The Effect of the Type of Business
Most examples we provided above use the corporate tax rate of 21 %and are presented assuming that the business is organized as a regular “C corporation” like large publicly traded companies. If the company is a C corporation and has a net taxable loss from asset dispositions with no other current taxable income and does not plan to continue business in future years, the loss will never be able to generate a tax benefit.
Companies could also be organized as “pass through” entities such as partnerships or S corporations, meaning that the income or loss from the business will pass through to the tax returns of the company’s owners. In this case, the taxable gain or loss from the asset sale will pass through to the individual owners, and the current tax benefit will depend on tax rules for individuals and the business owner’s tax situation. Because these tax rules can be quite complicated, we recommend that business owners of pass-through entities consult with tax consultants before selling or liquidating assets to ensure that they structure the transaction in the most tax-efficient manner.
The Effect of Debt Cancellation on the Tax Bill
Sometimes, unprofitable businesses just go out of business and stop paying their loans, resulting in debt cancellation. Christina recalls having a client when she was in practice in this situation. We had to inform the client that debt cancellation results in taxable income and tax due. For example, if a business owner has $1 million in debt cancellation and a tax rate of 37%, the debt cancellation will result in $37,000 of tax due.

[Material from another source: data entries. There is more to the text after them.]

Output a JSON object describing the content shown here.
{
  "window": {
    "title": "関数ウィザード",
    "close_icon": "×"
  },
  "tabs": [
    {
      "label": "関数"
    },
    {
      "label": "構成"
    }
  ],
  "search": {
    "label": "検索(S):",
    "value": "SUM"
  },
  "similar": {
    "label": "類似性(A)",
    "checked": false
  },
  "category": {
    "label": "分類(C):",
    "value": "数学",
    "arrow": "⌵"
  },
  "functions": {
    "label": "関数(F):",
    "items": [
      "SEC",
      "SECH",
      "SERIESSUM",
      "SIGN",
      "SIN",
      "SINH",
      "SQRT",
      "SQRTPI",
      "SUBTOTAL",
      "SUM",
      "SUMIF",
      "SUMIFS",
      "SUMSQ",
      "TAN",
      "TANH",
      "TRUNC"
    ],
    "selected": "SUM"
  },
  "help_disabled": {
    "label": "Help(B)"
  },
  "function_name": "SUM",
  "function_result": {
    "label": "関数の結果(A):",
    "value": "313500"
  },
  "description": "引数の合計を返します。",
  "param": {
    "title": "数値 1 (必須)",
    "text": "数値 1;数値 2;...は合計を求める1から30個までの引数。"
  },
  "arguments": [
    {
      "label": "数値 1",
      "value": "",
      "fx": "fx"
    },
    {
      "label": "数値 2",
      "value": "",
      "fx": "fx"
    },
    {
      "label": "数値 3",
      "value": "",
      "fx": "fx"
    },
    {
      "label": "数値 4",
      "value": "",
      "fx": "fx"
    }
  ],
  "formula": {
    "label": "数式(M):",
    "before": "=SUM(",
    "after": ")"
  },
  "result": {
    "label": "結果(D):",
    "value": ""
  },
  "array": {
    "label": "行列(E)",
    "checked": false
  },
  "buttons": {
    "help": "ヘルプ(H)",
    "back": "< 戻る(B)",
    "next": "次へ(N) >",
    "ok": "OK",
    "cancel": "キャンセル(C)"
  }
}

Unfortunately, many unprofitable businesses do not have much cash on hand upon shutting down operations. Therefore, business owners with outstanding loans who can negotiate a debt forgiveness need to be aware that this forgiveness is going to cost them in tax dollars at least. In such circumstances, business owners may be able to settle a lower amount of tax with the IRS or work out a payment system to pay their tax due.
The current times can be challenging for business owners. If the business is taking a downturn, business owners might begin by doing a cost-benefit analysis to determine if they should continue business or keep their current assets. Continuing their business might include disposing of some unneeded assets and continuing with other parts of the business. Other businesses may be better off liquidating completely. If the business owners decide to liquidate assets or the entire business, it is vital for them to determine the most tax-efficient way of doing so before disposing of the assets. This strategy will also help avoid any unanticipated tax surprises.